New Delhi: Organization for Rare Diseases India (ORDI) has expressed its disappointment with the National Policy for Rare Diseases, 2021 (NPRD 2021) released by the Union Health Ministry on March 30, 2021.
In a strong-worded statement, ORDI has lamented that the government failed to understand the key issues. “National policy for rare diseases is a long-awaited and long delayed document whose journey began in 2017. All the advocacy, angst, and anticipation has amounted to naught, for the rare disease community in India. This is because not much has been altered from the draft National Policy for Rare Diseases released in 2020. If anything, it is another iteration that fails to acknowledge and address the real challenges of rare disease patients and their families.
ORDI is of the opinion that there are many things woefully missing in the NPRD 2021. The statement further mentions, “For one thing, the Government has taken a rather cavalier approach to the issue of affordability of the care needed to sustain a life of dignity for persons living with rare diseases. To tackle the issue of affordability, the NPRD 2021 suggests that an ailing/dying patient or their family should rely on crowdfunding for treatment. Picture the scene: a person desperately in need of medical intervention or continued medicines, must themselves or with help from their family, organise fundraisers, so that they may continue living. A stark picture indeed, one that amplifies either the fact that the struggles of the rare disease community don’t matter, or worse, that the Government doesn’t believe it has a role to play in ensuring holistic, affordable care for all rare diseases. Persons living with rare diseases, irrespective of age, gender, economic status, caste, religion or another societal classification, have a right to dignified treatment, supportive care, and funding options to afford treatment and supportive care.”
“The NPRD, 2021, is a mockery of the right to health each person in India enjoys because it ignores the true needs of the rare disease community in India,” says Mr. Prasanna Shirol, Founder Director, ORDI. “The lack of foresight and grounding in the rare disease community’s reality shines through the cold and thoughtless drafting of the NPRD 2021. A truly shocking thing, given the hundreds of High Court cases, individual representations, and representations spanning almost two decades by patient advocacy groups. But we will continue to fight on – till every person living with a rare disease, irrespective of age, or any socio-economic factors, has the right to health.”

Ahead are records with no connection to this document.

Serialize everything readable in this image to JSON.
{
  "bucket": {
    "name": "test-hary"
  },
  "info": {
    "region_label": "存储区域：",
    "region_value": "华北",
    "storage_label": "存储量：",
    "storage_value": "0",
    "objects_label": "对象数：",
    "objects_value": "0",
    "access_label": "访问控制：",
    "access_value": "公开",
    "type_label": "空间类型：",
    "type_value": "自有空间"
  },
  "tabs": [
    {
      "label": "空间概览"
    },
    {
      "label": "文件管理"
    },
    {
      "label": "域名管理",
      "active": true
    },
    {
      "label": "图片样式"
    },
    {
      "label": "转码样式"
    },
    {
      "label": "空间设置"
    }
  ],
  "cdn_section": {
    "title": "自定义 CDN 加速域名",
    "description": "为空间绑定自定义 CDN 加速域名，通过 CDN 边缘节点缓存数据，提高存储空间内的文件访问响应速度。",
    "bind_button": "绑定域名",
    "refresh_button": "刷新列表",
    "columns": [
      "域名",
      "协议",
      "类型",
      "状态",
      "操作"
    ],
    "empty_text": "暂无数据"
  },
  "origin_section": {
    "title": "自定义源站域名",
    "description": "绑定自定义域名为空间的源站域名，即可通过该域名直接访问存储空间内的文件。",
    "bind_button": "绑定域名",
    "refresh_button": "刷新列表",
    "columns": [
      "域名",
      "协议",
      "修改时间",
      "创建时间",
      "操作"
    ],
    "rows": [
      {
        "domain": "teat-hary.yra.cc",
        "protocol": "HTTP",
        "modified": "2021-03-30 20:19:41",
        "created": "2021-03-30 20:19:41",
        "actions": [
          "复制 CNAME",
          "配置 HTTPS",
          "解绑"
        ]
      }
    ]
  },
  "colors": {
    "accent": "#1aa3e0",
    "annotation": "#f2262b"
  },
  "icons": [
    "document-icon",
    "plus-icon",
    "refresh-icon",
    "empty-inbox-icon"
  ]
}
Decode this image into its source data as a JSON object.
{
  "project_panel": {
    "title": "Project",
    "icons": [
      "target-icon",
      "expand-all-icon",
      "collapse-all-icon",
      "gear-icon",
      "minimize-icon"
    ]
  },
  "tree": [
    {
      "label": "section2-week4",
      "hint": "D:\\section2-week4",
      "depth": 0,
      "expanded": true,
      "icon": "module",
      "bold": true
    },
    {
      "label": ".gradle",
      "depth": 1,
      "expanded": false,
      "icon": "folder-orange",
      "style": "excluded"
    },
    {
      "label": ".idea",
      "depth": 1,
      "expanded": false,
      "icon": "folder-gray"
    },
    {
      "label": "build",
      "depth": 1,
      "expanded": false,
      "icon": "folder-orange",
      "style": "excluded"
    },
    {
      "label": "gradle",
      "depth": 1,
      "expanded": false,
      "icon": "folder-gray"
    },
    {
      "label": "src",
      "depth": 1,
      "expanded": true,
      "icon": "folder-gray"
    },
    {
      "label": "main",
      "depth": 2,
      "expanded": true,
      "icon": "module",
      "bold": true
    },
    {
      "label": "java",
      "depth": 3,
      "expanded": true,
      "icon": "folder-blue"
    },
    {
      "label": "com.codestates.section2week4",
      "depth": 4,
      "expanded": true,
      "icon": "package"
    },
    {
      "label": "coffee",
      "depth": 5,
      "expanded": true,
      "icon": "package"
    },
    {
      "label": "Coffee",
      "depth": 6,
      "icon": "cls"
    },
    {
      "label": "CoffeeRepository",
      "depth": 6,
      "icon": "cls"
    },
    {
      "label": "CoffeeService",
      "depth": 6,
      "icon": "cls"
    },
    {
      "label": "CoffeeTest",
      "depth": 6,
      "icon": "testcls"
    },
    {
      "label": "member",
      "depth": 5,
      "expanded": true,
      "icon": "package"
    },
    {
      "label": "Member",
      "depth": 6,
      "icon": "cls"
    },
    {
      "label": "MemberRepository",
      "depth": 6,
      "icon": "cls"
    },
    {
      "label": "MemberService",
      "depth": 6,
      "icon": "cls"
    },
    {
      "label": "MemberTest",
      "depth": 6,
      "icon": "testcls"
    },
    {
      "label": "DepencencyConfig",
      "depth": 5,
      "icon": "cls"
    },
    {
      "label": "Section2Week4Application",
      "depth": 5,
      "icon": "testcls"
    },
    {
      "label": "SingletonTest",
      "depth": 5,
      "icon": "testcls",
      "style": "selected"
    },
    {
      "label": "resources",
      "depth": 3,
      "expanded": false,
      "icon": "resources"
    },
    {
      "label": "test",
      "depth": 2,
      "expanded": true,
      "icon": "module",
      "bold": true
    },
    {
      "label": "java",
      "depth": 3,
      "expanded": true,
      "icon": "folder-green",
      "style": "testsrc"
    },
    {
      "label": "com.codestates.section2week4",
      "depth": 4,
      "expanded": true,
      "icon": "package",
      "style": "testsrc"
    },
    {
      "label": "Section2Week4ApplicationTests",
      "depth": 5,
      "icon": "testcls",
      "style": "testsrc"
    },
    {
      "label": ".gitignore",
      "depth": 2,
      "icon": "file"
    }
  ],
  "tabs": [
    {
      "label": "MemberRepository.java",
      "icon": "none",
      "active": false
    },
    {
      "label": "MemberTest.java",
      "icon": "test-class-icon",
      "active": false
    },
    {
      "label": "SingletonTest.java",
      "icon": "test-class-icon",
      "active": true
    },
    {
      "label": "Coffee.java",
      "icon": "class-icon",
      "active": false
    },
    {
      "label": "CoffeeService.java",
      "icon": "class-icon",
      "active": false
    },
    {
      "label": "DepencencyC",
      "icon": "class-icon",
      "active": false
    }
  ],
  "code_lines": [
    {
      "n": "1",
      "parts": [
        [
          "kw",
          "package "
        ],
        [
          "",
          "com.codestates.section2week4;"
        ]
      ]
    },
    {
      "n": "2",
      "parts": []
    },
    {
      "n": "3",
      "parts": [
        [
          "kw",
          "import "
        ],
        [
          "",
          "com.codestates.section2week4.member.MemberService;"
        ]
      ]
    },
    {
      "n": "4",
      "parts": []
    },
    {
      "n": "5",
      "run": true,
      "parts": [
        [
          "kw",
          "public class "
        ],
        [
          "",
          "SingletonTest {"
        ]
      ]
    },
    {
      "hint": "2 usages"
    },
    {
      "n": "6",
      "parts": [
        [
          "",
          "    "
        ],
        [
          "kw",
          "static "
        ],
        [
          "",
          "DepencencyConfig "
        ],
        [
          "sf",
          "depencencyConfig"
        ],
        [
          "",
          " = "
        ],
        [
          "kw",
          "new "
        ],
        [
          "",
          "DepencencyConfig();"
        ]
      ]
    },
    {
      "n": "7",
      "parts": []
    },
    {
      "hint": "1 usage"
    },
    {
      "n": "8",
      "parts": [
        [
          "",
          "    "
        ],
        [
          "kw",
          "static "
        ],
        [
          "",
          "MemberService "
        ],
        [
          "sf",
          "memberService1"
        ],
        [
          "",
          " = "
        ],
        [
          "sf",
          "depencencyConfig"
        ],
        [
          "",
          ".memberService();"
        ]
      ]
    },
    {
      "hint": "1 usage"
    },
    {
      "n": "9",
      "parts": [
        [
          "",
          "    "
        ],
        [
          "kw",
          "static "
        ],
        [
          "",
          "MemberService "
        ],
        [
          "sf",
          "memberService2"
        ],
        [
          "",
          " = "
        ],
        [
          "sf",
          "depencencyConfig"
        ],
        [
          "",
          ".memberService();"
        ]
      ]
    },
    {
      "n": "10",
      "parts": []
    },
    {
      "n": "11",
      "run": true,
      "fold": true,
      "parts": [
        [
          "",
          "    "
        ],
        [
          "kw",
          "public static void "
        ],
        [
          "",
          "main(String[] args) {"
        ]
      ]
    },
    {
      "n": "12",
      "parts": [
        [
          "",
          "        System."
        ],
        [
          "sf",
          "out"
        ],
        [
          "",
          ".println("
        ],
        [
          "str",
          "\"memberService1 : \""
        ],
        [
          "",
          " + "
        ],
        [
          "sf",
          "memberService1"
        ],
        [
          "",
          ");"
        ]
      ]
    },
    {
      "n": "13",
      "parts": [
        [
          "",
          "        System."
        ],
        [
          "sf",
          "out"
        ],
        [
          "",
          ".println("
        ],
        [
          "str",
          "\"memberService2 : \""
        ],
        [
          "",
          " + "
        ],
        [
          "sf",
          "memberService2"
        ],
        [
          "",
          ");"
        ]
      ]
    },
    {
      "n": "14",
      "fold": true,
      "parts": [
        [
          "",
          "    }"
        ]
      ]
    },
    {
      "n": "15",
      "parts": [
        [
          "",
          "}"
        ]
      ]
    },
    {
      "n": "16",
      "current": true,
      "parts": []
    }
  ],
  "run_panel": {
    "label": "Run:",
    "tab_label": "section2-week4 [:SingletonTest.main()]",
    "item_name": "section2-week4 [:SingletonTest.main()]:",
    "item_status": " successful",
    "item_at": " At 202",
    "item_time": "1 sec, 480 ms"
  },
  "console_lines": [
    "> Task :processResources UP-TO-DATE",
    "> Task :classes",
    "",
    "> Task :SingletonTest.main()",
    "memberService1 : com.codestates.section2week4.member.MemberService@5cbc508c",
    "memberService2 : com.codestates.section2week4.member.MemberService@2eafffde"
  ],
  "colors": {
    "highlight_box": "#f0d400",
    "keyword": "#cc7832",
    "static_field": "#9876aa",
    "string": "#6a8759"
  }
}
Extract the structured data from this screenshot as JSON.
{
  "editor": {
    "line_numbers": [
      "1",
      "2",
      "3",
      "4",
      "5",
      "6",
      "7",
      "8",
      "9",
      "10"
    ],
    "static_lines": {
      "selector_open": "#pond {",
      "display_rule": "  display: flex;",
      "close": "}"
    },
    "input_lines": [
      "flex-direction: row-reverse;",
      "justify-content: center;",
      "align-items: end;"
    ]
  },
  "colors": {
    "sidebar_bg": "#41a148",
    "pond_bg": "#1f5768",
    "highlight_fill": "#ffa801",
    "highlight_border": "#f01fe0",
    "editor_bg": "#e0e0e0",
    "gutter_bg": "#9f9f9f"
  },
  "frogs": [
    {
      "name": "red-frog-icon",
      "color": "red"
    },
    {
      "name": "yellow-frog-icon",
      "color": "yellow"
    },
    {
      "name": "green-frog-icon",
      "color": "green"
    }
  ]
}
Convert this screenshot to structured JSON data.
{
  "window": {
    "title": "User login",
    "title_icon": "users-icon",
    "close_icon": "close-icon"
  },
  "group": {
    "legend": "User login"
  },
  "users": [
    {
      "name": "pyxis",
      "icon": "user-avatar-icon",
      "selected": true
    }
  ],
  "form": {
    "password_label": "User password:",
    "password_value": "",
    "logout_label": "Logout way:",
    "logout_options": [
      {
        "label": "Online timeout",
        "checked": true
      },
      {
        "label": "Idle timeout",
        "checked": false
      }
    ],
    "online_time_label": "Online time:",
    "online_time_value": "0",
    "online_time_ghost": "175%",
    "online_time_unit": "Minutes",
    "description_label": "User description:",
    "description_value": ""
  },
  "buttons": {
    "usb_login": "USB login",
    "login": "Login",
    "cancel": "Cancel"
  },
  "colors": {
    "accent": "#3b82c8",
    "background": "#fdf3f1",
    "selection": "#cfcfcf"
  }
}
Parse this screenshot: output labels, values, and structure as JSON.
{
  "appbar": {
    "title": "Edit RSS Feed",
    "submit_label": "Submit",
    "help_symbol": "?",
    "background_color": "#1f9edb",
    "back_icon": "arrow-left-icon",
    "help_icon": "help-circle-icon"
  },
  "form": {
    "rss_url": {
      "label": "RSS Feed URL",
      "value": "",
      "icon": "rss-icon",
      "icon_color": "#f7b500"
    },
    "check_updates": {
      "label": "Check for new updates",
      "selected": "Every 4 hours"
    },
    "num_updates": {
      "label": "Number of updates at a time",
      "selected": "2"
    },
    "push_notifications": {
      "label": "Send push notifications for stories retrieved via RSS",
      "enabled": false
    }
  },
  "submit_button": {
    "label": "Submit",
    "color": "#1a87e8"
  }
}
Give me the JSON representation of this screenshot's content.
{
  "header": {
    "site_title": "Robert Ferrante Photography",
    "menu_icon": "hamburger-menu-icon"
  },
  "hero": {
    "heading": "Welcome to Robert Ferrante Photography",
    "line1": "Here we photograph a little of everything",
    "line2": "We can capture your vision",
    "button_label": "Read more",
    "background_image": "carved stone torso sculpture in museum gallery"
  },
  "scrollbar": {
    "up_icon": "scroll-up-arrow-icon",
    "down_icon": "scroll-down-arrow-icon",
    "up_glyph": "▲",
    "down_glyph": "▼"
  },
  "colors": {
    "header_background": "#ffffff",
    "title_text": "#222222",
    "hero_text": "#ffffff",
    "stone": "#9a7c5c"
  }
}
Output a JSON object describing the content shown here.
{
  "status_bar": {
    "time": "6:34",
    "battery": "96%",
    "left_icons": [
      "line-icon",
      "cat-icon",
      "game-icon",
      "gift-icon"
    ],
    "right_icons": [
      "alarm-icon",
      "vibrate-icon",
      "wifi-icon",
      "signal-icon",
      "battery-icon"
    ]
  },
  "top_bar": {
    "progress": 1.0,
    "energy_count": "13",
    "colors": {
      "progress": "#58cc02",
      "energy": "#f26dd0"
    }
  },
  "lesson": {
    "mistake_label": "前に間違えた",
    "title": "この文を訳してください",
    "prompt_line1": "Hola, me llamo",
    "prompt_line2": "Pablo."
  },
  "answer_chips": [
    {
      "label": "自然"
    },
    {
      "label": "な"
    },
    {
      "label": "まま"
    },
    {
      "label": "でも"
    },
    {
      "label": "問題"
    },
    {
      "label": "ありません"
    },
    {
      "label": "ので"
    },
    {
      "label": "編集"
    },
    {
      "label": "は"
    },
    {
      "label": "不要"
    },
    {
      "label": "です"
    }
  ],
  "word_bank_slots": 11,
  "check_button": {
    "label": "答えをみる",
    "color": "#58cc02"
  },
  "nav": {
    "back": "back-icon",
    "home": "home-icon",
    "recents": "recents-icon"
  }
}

ORDI is currently conducting discussions with the stakeholders to collate necessary information and submit an extensive report to the Ministry of Health and Family Welfare to review the policy.
Rare Disease Policy fails to meet the dire treatment needs of Rare Disease Patients
No specific funding allocated for the treatment of Rare Diseases (Group 2 and Group 3 disorders); rather it suggests relying on Crowdfunding which is not a practical solution!
Rare Diseases does have a definition! This will hamper the research, local drug development activities, and the long-term plan for the Rare Disease Community.
Group 2 disorders are left at the discretion of State whereas the State isn’t well equipped with knowledge, infrastructure or funding support system to tackle such disorders. States need guidance and directions from the Central Government.
For a country as huge as India, 8 Centres of Excellence for management of Rare Diseases is insufficient!